In terms of defending himself against Carroll’s charge of defamation, Trump didn’t do the best job there, either. He called her “a nut job,” “a wack job,” and “a sick person,” adding, “Really sick. Something is really wrong with her.”
None of this means the jury will find for Carroll. But it certainly didn’t help Trump. His rambling, offensive, grievance-filled set of replies to Kaplan’s self-composed questioning showed us the man many of us have come to despise, self-righteous but with the self-awareness of a brick.
His lead attorney, Joe Tacopina, has done no better. During his at times vicious cross-examination of Carroll, in which she was eloquent and emotional, he made the landmark mistakes of a bad litigator.
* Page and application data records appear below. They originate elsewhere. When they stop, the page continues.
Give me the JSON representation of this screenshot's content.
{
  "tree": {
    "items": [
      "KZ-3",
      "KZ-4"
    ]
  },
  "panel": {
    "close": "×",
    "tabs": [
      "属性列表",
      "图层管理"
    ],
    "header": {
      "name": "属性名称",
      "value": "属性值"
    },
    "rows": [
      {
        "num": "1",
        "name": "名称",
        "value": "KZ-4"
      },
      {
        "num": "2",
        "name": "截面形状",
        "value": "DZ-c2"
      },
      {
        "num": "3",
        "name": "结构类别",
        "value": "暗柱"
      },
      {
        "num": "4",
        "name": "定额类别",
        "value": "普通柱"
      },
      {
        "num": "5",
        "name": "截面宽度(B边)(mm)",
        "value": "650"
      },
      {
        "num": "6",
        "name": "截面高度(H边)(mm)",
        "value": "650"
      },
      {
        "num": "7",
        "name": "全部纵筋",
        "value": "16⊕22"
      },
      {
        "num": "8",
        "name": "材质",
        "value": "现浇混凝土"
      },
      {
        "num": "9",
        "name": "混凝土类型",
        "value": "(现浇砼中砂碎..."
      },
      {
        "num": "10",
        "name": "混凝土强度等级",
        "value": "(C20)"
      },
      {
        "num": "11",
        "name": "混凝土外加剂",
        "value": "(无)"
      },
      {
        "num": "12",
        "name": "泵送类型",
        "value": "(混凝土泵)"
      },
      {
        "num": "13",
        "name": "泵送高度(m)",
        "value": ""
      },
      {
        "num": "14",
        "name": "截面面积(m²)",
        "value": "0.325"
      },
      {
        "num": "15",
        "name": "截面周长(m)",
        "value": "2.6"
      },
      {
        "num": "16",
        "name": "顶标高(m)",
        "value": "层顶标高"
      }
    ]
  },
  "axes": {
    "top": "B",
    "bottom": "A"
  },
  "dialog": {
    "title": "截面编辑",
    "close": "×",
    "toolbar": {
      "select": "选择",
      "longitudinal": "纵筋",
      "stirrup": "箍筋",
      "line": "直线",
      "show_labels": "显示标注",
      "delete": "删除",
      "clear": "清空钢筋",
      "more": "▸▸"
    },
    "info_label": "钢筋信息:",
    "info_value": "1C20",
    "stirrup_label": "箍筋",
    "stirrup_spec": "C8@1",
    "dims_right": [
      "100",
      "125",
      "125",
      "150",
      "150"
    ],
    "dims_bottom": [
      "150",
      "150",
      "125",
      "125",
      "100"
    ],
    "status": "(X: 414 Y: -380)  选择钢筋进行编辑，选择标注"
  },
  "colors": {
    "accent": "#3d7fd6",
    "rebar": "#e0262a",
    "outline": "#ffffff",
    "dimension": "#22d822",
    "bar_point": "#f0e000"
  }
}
At times, he asked questions he didn’t know the answer to. And rather than fashioning queries that would require a simple yes or no from the journalist, he let her repeat her story of Trump’s vicious assault in a Bergdorf Goodman dressing room many times over. When the jury goes to deliberate, likely next week, they will have those details well-established in their memories.
Meanwhile, Trump claimed that he was cutting short a trip to Ireland on Thursday in order to return to testify in the trial. When reporters asked Tacopina if that were true, he replied with a terse “no.” Such a move would be a disaster for Trump. But his video deposition has been a disaster, too, so maybe he thinks it can’t get worse. He’s essentially putting on an insanity defense, so why not play it to the hilt?
Either way, we’re supposed to hear closing arguments from both attorneys early next week. I don’t know what will happen, but I’d put my money on Kaplan over Tacopina. Trump will only face financial damages if he loses the case, and it’s not certain Carroll would see any of that money, since he always finds a way to stiff people. But it would be a victory for her and for all the women who’ve accused Trump of assault if the jury holds Trump accountable.